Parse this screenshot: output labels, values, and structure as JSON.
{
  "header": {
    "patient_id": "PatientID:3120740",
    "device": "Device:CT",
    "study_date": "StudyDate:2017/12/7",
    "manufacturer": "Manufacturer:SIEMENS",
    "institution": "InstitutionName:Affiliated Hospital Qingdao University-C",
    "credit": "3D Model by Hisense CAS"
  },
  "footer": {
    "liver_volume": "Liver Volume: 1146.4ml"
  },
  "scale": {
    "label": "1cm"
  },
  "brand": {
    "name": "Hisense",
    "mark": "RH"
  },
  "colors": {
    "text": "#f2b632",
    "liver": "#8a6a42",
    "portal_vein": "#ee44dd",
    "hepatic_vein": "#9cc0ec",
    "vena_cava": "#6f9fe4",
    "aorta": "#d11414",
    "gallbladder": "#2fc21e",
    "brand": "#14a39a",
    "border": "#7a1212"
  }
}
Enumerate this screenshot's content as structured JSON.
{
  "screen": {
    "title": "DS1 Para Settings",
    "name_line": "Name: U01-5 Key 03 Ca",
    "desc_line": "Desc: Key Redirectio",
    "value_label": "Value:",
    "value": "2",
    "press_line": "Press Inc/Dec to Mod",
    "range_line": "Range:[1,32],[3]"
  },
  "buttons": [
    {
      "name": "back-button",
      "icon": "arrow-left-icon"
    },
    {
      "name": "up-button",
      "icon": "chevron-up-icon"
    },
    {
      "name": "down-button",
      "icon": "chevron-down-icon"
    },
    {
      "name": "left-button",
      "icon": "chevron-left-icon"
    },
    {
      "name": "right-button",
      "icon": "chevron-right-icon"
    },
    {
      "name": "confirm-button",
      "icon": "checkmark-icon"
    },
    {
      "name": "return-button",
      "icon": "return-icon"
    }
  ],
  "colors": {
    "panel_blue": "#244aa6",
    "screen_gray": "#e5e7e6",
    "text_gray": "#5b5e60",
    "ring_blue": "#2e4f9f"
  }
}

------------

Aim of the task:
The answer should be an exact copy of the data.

Reply to the exercise:
Parse this screenshot: output labels, values, and structure as JSON.
{
  "header": {
    "patient_id": "PatientID:3120740",
    "device": "Device:CT",
    "study_date": "StudyDate:2017/12/7",
    "manufacturer": "Manufacturer:SIEMENS",
    "institution": "InstitutionName:Affiliated Hospital Qingdao University-C",
    "credit": "3D Model by Hisense CAS"
  },
  "footer": {
    "liver_volume": "Liver Volume: 1146.4ml"
  },
  "scale": {
    "label": "1cm"
  },
  "brand": {
    "name": "Hisense",
    "mark": "RH"
  },
  "colors": {
    "text": "#f2b632",
    "liver": "#8a6a42",
    "portal_vein": "#ee44dd",
    "hepatic_vein": "#9cc0ec",
    "vena_cava": "#6f9fe4",
    "aorta": "#d11414",
    "gallbladder": "#2fc21e",
    "brand": "#14a39a",
    "border": "#7a1212"
  }
}
Enumerate this screenshot's content as structured JSON.
{
  "screen": {
    "title": "DS1 Para Settings",
    "name_line": "Name: U01-5 Key 03 Ca",
    "desc_line": "Desc: Key Redirectio",
    "value_label": "Value:",
    "value": "2",
    "press_line": "Press Inc/Dec to Mod",
    "range_line": "Range:[1,32],[3]"
  },
  "buttons": [
    {
      "name": "back-button",
      "icon": "arrow-left-icon"
    },
    {
      "name": "up-button",
      "icon": "chevron-up-icon"
    },
    {
      "name": "down-button",
      "icon": "chevron-down-icon"
    },
    {
      "name": "left-button",
      "icon": "chevron-left-icon"
    },
    {
      "name": "right-button",
      "icon": "chevron-right-icon"
    },
    {
      "name": "confirm-button",
      "icon": "checkmark-icon"
    },
    {
      "name": "return-button",
      "icon": "return-icon"
    }
  ],
  "colors": {
    "panel_blue": "#244aa6",
    "screen_gray": "#e5e7e6",
    "text_gray": "#5b5e60",
    "ring_blue": "#2e4f9f"
  }
}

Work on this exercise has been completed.